Byrd's murder became an issue in the 2000 campaign for President, when the NAACP ran an utterly despicable advertisement against George W. Bush, shamelessly race-baiting because Bush opposed hate crime legislation. Byrd's daughter said in the advertisement that "when Governor George W. Bush refused to support hate-crime legislation, it was like my father was killed all over again."

White supremacist terrorist Lawrence Brewer is dead and is currently suffering in horrible burning agony in Hell. John King is on death row waiting to be executed. The third perpetrator will be in prison for the rest of his life. What more does the NAACP want? Do they think Brewer should have been tortured to death instead of killed by lethal injection? Should he have been crucified instead? Should he have been burned at the stake?

You may think I am being hyperbolic, but the point of hate crime laws is that there is extra punishment for crimes motivated by race, sex, religion and so forth. But the death penalty is the most severe form of punishment that our judicial system has to offer. If the death penalty is not enough, what is enough?

To top it off, the hypocrites at the NAACP are opposed to the death penalty itself, describing it as "cruel and unusual" punishment. (See tweets by NAACP president Ben Jealous here, here and here.) So while they demonized George W. Bush for opposing enhanced penalties for hate crimes, the NAACP opposes and is seeking to abolish the very same punishment that the state of Texas set for Byrd's killers while Bush was governor.
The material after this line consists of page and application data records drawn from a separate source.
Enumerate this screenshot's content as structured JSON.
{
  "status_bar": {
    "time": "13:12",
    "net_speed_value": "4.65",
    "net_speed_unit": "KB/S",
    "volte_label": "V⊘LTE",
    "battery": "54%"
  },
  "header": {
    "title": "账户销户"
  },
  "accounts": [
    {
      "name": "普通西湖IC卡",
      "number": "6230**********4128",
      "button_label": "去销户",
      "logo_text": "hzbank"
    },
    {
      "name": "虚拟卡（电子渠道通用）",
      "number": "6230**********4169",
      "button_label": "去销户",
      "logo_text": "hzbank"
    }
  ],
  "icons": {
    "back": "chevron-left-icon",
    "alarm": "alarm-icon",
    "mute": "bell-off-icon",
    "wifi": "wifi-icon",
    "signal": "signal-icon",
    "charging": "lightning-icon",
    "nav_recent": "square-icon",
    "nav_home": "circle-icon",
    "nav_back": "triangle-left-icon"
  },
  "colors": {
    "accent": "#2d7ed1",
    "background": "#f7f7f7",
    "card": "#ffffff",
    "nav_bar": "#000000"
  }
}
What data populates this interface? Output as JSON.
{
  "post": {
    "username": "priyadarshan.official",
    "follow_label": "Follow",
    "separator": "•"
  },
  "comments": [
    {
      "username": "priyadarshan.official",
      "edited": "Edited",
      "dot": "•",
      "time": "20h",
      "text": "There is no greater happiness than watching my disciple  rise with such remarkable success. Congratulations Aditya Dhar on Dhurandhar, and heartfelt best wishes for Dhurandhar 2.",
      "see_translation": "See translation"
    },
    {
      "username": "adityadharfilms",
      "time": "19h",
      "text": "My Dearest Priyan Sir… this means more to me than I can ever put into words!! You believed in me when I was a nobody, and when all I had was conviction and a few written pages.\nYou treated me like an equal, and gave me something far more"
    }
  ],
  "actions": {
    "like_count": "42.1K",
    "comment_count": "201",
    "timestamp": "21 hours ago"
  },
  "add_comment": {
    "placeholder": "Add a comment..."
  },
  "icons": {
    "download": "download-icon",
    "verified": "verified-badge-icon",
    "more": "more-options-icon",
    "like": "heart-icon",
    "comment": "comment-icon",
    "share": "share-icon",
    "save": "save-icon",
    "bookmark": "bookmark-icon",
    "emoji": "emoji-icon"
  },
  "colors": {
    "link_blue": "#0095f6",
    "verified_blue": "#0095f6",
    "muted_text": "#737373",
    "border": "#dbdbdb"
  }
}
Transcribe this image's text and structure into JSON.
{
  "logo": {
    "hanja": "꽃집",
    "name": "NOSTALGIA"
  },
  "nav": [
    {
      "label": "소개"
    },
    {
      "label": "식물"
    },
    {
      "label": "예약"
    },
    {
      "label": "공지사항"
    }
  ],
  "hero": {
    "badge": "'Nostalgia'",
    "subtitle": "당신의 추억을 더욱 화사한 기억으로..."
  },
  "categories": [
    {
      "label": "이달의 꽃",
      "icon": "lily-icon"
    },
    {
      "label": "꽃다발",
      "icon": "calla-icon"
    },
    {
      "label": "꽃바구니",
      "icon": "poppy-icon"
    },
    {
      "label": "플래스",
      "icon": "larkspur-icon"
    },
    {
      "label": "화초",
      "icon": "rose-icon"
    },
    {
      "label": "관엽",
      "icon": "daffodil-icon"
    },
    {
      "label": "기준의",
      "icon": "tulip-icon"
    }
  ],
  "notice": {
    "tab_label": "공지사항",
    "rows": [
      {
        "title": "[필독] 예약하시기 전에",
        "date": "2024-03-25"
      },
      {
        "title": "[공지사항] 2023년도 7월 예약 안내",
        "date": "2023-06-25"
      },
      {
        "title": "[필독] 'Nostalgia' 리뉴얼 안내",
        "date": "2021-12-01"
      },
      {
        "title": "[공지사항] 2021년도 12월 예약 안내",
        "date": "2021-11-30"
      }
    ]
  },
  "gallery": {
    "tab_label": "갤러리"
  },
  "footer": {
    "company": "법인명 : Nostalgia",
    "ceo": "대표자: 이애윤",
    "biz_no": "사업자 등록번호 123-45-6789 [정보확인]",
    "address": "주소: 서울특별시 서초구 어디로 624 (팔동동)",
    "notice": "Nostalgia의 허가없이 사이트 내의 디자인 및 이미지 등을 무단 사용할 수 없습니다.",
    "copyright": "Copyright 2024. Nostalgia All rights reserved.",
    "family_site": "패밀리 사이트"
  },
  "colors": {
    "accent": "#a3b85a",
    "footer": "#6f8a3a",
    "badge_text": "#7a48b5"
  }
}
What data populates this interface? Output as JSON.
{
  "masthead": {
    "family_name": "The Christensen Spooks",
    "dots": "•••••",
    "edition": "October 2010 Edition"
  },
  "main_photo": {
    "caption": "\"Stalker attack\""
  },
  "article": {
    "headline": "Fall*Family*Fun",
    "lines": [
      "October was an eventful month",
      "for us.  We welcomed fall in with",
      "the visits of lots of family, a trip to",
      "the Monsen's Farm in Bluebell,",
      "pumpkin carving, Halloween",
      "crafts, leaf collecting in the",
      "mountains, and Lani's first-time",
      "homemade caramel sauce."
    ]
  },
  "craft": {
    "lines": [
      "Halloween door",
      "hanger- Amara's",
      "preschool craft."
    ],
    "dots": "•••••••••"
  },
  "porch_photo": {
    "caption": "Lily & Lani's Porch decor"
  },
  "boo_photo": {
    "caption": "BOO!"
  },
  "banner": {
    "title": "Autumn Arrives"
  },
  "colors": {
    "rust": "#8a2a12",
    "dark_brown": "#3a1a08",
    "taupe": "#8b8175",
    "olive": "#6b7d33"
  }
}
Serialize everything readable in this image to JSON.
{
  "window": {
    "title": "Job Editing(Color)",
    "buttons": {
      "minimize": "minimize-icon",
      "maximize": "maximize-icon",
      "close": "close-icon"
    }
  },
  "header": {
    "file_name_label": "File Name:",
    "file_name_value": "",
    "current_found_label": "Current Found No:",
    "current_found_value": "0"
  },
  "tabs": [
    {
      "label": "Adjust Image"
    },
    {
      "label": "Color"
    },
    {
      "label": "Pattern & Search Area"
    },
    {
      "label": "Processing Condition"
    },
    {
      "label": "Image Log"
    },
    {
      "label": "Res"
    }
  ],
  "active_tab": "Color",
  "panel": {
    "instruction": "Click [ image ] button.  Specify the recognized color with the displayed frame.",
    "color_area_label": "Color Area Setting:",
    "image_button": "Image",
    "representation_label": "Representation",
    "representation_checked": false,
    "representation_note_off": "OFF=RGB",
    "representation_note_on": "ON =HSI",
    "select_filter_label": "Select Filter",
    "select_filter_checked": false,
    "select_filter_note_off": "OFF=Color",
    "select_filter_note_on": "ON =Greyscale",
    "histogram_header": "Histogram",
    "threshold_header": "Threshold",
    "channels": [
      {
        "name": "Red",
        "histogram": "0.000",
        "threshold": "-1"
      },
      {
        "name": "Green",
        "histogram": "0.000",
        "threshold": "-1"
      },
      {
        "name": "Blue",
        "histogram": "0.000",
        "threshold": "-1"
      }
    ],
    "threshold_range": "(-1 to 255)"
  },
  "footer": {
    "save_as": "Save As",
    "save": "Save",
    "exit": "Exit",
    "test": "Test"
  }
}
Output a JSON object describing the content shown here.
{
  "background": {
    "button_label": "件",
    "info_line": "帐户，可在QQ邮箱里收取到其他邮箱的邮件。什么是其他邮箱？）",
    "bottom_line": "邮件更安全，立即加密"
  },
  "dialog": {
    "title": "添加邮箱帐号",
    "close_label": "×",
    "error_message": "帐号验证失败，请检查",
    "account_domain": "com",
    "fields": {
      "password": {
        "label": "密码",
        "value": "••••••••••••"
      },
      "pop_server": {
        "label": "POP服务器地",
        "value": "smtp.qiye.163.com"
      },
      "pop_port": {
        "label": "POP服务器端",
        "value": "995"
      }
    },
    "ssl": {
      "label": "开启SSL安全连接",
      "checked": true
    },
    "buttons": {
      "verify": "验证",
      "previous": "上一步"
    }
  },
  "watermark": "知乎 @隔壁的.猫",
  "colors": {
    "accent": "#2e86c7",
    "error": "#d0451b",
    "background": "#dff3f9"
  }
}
This was a low point in American politics. The NAACP did not give a damn about the purpose of hate crime laws. George W. Bush supported tougher punishment for Byrd's killers than the NAACP itself. This was about stirring up racial animosity for cynical partisan political advantage. The fact that the NAACP has never apologized for this despicable race-baiting is completely and utterly shameful.